Tuesday, June 27, 2006

Rachel vs. The CPA

Congratulations, Rachel, on passing part 2 (of 4 parts) of your CPA. Passing the first time, again! Beginners luck, or just super-smart? Deloitte is luckier than a drunken lottery winner for landing you. BEC and REG down, FAR and AUD to go.

CPA current events: A few years ago, accounting geeks complained that the "all-or-nothing" 1-weekend CPA exam was too gruelling. If the student didn't pass all 4 sections of the exam over the 2-day period, the student had to retake the exam months later. Everyone thinks they love the new system, whereby prospective CPAs have up to 18 months to complete the four sections at their own pace. Sounds great, and so think the students (including Rachel). I (Rob) have another theory - now that students have 18 months to take 4 separate tests, the level of business acumen and financial analysis required to exceed the 75th percentile passing score has increased commensurately. Students have more time to focus their energy on a specific test, and test-makers have more leeway to intensify each test's scope and difficulty. My own anecdotal evidence reveals that fewer people are passing the CPA, either from fatigue, indifference, or intensified difficulty and competition. What does this mean for the future of the accounting world? I predict that the CPA will be both more distinguished if you have it, and less necessary if you don't. Those who have a CPA will end up being managers who oversee business decisions and subordinates. However, it will also be more unnecessary on a daily-basis as fewer people manage to acquire the designation.
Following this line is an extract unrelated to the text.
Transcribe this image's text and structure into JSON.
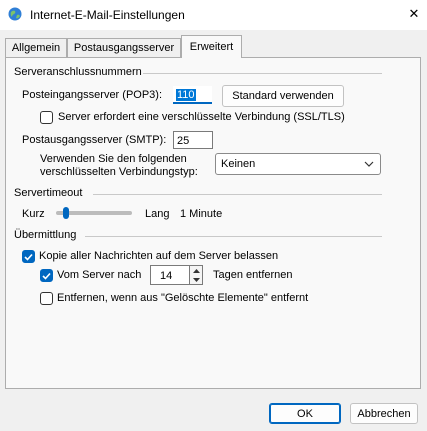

Big 4 firms spend million of dollars training bright-eyed youngsters to pass the exam, but increasingly their victory does not outweigh the Pyrrhic (self-inflicted) battle. I predict that more emphasis will be placed on obtaining a masters in accounting. Whereas today it is required to have a CPA to become a senior, in the future the only requirement will be "masters degree and 2 years of experience." Are these observations wrong? Any accountants want to comment?

1 comment:

James said...

I agree. It looks like here in Massachusetts they are lowering the ed requirements to 120credits to sit but need addt'l 30 w/in 3 years to receive certification. Having sat for the exam a couple of times now, if I could start over I would take all sections within the same month rather than piecemail over different months.